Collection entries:
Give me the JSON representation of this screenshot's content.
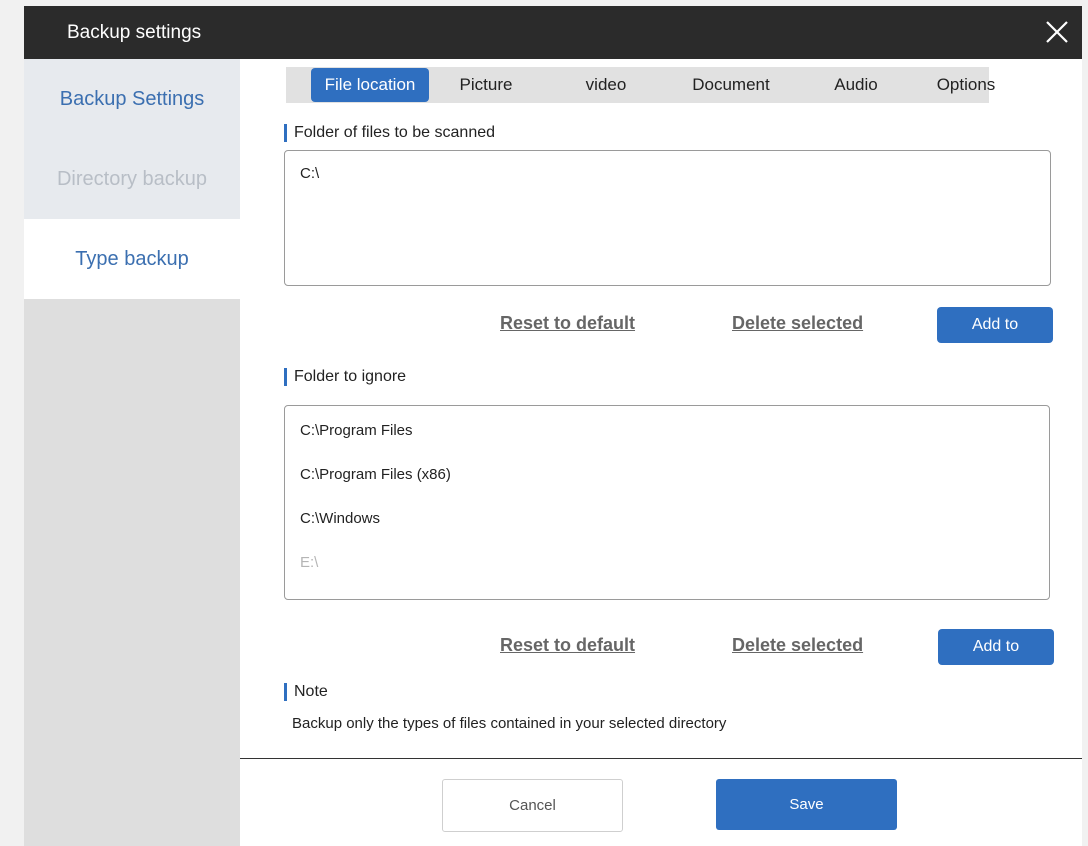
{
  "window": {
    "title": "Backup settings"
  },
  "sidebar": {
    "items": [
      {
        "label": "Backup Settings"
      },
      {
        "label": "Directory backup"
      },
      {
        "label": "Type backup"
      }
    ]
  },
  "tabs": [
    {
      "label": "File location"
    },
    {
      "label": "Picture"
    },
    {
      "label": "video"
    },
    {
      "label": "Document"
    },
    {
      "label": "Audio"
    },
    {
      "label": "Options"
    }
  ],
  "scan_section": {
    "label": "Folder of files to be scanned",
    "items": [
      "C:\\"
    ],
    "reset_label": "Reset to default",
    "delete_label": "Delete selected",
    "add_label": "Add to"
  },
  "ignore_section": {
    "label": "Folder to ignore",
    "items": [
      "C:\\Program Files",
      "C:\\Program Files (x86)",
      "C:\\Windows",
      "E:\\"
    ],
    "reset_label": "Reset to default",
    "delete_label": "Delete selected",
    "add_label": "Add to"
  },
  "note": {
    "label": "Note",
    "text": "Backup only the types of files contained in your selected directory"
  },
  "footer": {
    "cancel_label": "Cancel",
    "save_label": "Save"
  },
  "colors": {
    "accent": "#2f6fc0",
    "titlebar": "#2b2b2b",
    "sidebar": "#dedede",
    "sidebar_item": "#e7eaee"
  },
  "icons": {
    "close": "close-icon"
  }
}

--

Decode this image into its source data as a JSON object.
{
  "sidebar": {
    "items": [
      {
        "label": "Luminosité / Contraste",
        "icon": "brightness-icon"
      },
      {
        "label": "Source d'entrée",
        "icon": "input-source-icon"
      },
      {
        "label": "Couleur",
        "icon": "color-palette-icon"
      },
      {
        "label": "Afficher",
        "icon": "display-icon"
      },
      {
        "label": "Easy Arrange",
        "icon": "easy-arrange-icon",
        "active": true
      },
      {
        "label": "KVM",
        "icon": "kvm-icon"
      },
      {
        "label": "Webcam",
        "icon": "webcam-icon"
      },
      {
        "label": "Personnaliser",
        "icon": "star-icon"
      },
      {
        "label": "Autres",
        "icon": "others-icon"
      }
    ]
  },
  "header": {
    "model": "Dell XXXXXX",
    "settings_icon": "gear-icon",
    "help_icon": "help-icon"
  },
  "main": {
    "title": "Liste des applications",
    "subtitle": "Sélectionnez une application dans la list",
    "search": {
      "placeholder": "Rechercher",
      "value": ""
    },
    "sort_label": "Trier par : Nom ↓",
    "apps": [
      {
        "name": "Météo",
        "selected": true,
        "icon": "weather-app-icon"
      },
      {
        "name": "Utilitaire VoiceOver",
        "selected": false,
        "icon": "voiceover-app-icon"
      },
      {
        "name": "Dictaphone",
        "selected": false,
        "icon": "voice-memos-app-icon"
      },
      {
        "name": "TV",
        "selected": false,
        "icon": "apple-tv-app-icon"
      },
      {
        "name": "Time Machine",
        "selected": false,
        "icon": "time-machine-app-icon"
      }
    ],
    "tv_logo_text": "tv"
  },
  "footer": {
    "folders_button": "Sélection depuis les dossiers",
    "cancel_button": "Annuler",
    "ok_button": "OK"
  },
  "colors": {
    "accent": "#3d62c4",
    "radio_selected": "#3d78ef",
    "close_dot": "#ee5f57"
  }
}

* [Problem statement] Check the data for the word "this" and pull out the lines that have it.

* [Answer for the task]
Give me the JSON representation of this screenshot's content.
Decode this image into its source data as a JSON object.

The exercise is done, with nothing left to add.